BEGIN

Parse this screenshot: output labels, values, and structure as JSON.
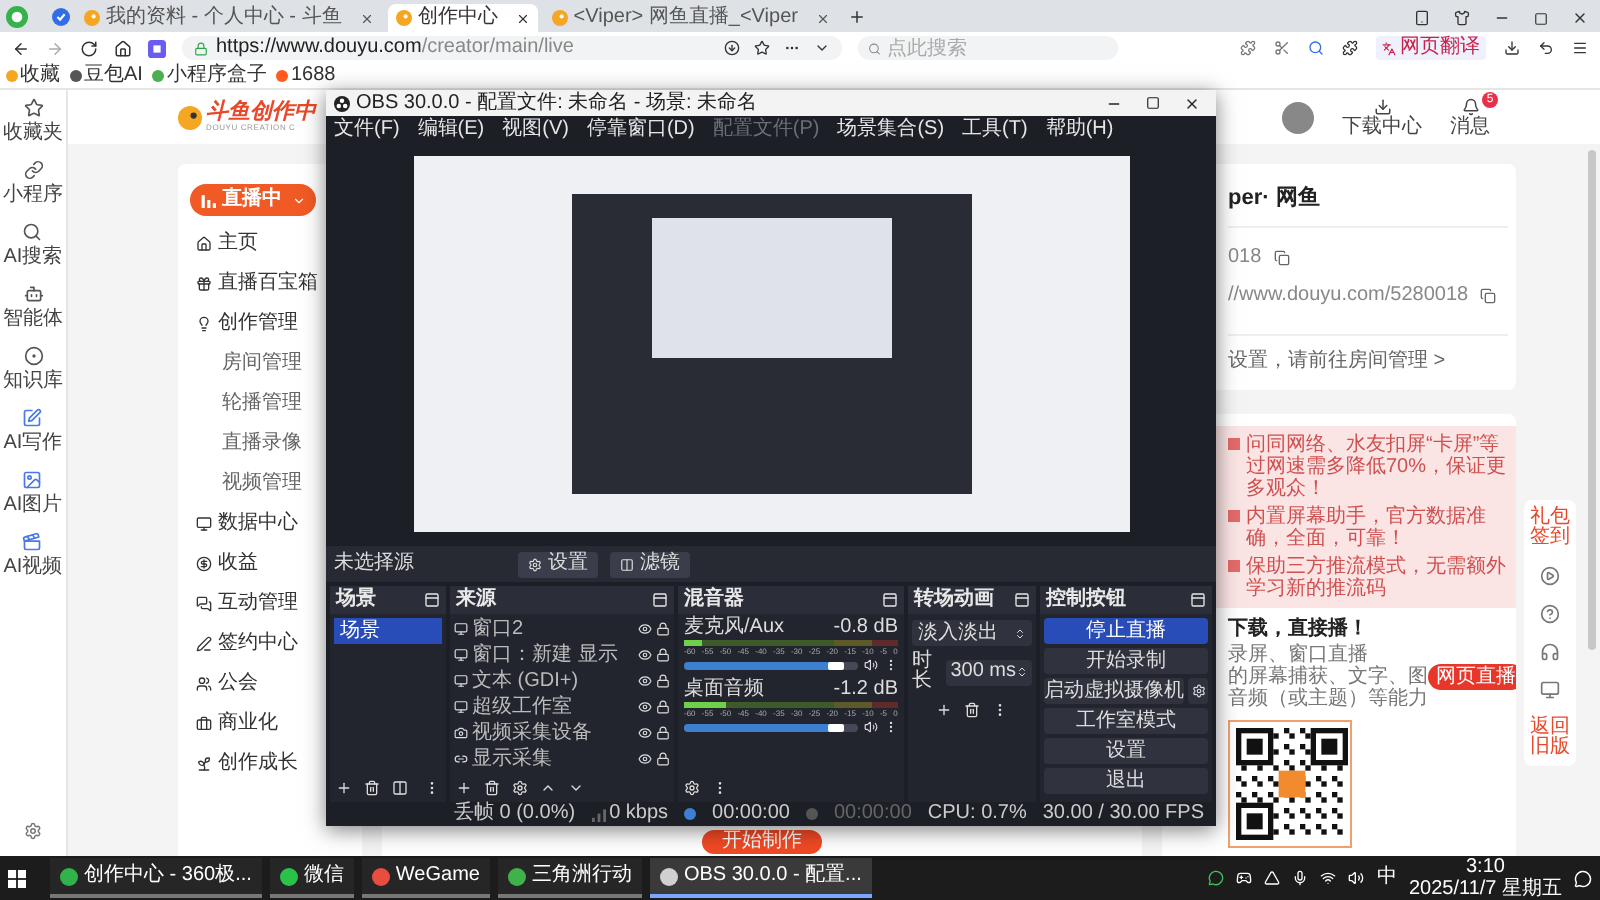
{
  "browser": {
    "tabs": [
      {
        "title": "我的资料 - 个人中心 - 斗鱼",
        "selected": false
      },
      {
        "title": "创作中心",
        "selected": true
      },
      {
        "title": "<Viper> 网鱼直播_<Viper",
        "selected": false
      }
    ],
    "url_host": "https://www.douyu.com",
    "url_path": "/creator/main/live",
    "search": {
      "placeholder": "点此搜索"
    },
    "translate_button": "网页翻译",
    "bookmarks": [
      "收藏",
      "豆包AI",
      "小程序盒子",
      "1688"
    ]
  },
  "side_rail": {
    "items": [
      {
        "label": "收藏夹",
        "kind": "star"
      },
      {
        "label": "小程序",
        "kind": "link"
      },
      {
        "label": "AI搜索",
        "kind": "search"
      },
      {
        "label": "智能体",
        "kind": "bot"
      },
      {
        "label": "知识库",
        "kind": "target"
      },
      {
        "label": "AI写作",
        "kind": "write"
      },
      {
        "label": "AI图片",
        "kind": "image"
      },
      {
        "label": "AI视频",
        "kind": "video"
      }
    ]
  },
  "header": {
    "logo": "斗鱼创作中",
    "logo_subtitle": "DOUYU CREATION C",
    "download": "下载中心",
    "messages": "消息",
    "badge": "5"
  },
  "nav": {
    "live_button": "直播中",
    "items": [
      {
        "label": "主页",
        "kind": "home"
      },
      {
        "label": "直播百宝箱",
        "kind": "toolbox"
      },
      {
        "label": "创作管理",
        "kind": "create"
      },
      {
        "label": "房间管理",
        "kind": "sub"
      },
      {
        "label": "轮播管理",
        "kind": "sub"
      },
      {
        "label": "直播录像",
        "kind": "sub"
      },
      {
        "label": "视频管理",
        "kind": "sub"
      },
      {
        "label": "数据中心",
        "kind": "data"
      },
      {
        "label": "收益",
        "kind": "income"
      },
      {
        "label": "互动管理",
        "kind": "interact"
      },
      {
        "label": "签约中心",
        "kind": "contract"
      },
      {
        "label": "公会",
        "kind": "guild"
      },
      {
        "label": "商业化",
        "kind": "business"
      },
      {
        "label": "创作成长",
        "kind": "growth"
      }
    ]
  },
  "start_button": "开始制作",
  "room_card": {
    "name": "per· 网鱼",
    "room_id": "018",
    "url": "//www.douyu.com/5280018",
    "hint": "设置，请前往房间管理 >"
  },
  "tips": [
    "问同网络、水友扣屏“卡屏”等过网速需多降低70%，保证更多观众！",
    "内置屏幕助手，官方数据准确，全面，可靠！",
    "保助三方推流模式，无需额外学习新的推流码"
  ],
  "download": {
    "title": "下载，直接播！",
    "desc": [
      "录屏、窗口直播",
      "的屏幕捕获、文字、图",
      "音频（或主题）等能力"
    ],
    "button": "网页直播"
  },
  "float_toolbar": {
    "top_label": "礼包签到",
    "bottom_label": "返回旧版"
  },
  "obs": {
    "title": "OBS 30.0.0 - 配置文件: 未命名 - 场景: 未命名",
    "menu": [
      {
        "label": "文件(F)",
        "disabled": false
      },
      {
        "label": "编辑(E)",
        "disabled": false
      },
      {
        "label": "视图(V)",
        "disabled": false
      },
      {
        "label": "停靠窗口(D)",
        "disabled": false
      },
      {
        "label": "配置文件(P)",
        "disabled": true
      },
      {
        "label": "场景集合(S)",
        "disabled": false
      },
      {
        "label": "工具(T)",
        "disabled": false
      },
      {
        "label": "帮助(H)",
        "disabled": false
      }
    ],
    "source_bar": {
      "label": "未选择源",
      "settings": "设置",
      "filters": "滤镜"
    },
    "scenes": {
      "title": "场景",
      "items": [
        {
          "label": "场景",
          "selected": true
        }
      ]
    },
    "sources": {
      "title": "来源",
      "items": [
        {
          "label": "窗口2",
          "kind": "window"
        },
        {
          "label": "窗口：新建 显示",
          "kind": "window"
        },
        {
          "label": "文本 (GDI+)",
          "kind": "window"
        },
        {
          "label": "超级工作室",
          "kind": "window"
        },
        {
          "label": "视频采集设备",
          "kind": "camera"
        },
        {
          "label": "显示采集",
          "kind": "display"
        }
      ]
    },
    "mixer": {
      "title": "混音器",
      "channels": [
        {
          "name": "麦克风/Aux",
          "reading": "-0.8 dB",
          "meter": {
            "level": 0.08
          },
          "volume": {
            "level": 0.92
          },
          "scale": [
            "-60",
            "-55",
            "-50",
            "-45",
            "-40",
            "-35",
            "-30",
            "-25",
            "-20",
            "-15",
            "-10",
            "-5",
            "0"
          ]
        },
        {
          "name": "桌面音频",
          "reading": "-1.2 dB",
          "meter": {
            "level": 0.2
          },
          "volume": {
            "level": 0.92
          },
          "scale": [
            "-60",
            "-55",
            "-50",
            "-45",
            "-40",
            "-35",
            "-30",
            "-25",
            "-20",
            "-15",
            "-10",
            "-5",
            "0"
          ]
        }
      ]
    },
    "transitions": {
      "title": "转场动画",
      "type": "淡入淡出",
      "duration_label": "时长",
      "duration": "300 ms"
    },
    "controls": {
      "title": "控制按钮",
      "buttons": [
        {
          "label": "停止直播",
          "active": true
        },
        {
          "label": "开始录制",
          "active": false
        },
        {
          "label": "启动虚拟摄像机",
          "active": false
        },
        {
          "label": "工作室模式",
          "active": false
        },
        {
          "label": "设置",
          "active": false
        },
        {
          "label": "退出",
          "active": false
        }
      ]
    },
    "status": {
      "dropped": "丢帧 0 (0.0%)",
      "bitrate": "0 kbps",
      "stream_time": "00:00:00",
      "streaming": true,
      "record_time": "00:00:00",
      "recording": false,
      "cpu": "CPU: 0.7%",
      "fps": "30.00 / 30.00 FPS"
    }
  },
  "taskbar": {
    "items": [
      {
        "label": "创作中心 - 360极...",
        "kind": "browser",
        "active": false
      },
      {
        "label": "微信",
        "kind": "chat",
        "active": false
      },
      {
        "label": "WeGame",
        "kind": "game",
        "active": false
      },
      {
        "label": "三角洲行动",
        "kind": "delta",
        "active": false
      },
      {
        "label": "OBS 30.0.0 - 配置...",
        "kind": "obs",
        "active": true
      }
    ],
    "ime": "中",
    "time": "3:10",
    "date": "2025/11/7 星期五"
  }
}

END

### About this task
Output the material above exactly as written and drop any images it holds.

### Task result
Parse this screenshot: output labels, values, and structure as JSON.
{
  "browser": {
    "tabs": [
      {
        "title": "我的资料 - 个人中心 - 斗鱼",
        "selected": false
      },
      {
        "title": "创作中心",
        "selected": true
      },
      {
        "title": "<Viper> 网鱼直播_<Viper",
        "selected": false
      }
    ],
    "url_host": "https://www.douyu.com",
    "url_path": "/creator/main/live",
    "search": {
      "placeholder": "点此搜索"
    },
    "translate_button": "网页翻译",
    "bookmarks": [
      "收藏",
      "豆包AI",
      "小程序盒子",
      "1688"
    ]
  },
  "side_rail": {
    "items": [
      {
        "label": "收藏夹",
        "kind": "star"
      },
      {
        "label": "小程序",
        "kind": "link"
      },
      {
        "label": "AI搜索",
        "kind": "search"
      },
      {
        "label": "智能体",
        "kind": "bot"
      },
      {
        "label": "知识库",
        "kind": "target"
      },
      {
        "label": "AI写作",
        "kind": "write"
      },
      {
        "label": "AI图片",
        "kind": "image"
      },
      {
        "label": "AI视频",
        "kind": "video"
      }
    ]
  },
  "header": {
    "logo": "斗鱼创作中",
    "logo_subtitle": "DOUYU CREATION C",
    "download": "下载中心",
    "messages": "消息",
    "badge": "5"
  },
  "nav": {
    "live_button": "直播中",
    "items": [
      {
        "label": "主页",
        "kind": "home"
      },
      {
        "label": "直播百宝箱",
        "kind": "toolbox"
      },
      {
        "label": "创作管理",
        "kind": "create"
      },
      {
        "label": "房间管理",
        "kind": "sub"
      },
      {
        "label": "轮播管理",
        "kind": "sub"
      },
      {
        "label": "直播录像",
        "kind": "sub"
      },
      {
        "label": "视频管理",
        "kind": "sub"
      },
      {
        "label": "数据中心",
        "kind": "data"
      },
      {
        "label": "收益",
        "kind": "income"
      },
      {
        "label": "互动管理",
        "kind": "interact"
      },
      {
        "label": "签约中心",
        "kind": "contract"
      },
      {
        "label": "公会",
        "kind": "guild"
      },
      {
        "label": "商业化",
        "kind": "business"
      },
      {
        "label": "创作成长",
        "kind": "growth"
      }
    ]
  },
  "start_button": "开始制作",
  "room_card": {
    "name": "per· 网鱼",
    "room_id": "018",
    "url": "//www.douyu.com/5280018",
    "hint": "设置，请前往房间管理 >"
  },
  "tips": [
    "问同网络、水友扣屏“卡屏”等过网速需多降低70%，保证更多观众！",
    "内置屏幕助手，官方数据准确，全面，可靠！",
    "保助三方推流模式，无需额外学习新的推流码"
  ],
  "download": {
    "title": "下载，直接播！",
    "desc": [
      "录屏、窗口直播",
      "的屏幕捕获、文字、图",
      "音频（或主题）等能力"
    ],
    "button": "网页直播"
  },
  "float_toolbar": {
    "top_label": "礼包签到",
    "bottom_label": "返回旧版"
  },
  "obs": {
    "title": "OBS 30.0.0 - 配置文件: 未命名 - 场景: 未命名",
    "menu": [
      {
        "label": "文件(F)",
        "disabled": false
      },
      {
        "label": "编辑(E)",
        "disabled": false
      },
      {
        "label": "视图(V)",
        "disabled": false
      },
      {
        "label": "停靠窗口(D)",
        "disabled": false
      },
      {
        "label": "配置文件(P)",
        "disabled": true
      },
      {
        "label": "场景集合(S)",
        "disabled": false
      },
      {
        "label": "工具(T)",
        "disabled": false
      },
      {
        "label": "帮助(H)",
        "disabled": false
      }
    ],
    "source_bar": {
      "label": "未选择源",
      "settings": "设置",
      "filters": "滤镜"
    },
    "scenes": {
      "title": "场景",
      "items": [
        {
          "label": "场景",
          "selected": true
        }
      ]
    },
    "sources": {
      "title": "来源",
      "items": [
        {
          "label": "窗口2",
          "kind": "window"
        },
        {
          "label": "窗口：新建 显示",
          "kind": "window"
        },
        {
          "label": "文本 (GDI+)",
          "kind": "window"
        },
        {
          "label": "超级工作室",
          "kind": "window"
        },
        {
          "label": "视频采集设备",
          "kind": "camera"
        },
        {
          "label": "显示采集",
          "kind": "display"
        }
      ]
    },
    "mixer": {
      "title": "混音器",
      "channels": [
        {
          "name": "麦克风/Aux",
          "reading": "-0.8 dB",
          "meter": {
            "level": 0.08
          },
          "volume": {
            "level": 0.92
          },
          "scale": [
            "-60",
            "-55",
            "-50",
            "-45",
            "-40",
            "-35",
            "-30",
            "-25",
            "-20",
            "-15",
            "-10",
            "-5",
            "0"
          ]
        },
        {
          "name": "桌面音频",
          "reading": "-1.2 dB",
          "meter": {
            "level": 0.2
          },
          "volume": {
            "level": 0.92
          },
          "scale": [
            "-60",
            "-55",
            "-50",
            "-45",
            "-40",
            "-35",
            "-30",
            "-25",
            "-20",
            "-15",
            "-10",
            "-5",
            "0"
          ]
        }
      ]
    },
    "transitions": {
      "title": "转场动画",
      "type": "淡入淡出",
      "duration_label": "时长",
      "duration": "300 ms"
    },
    "controls": {
      "title": "控制按钮",
      "buttons": [
        {
          "label": "停止直播",
          "active": true
        },
        {
          "label": "开始录制",
          "active": false
        },
        {
          "label": "启动虚拟摄像机",
          "active": false
        },
        {
          "label": "工作室模式",
          "active": false
        },
        {
          "label": "设置",
          "active": false
        },
        {
          "label": "退出",
          "active": false
        }
      ]
    },
    "status": {
      "dropped": "丢帧 0 (0.0%)",
      "bitrate": "0 kbps",
      "stream_time": "00:00:00",
      "streaming": true,
      "record_time": "00:00:00",
      "recording": false,
      "cpu": "CPU: 0.7%",
      "fps": "30.00 / 30.00 FPS"
    }
  },
  "taskbar": {
    "items": [
      {
        "label": "创作中心 - 360极...",
        "kind": "browser",
        "active": false
      },
      {
        "label": "微信",
        "kind": "chat",
        "active": false
      },
      {
        "label": "WeGame",
        "kind": "game",
        "active": false
      },
      {
        "label": "三角洲行动",
        "kind": "delta",
        "active": false
      },
      {
        "label": "OBS 30.0.0 - 配置...",
        "kind": "obs",
        "active": true
      }
    ],
    "ime": "中",
    "time": "3:10",
    "date": "2025/11/7 星期五"
  }
}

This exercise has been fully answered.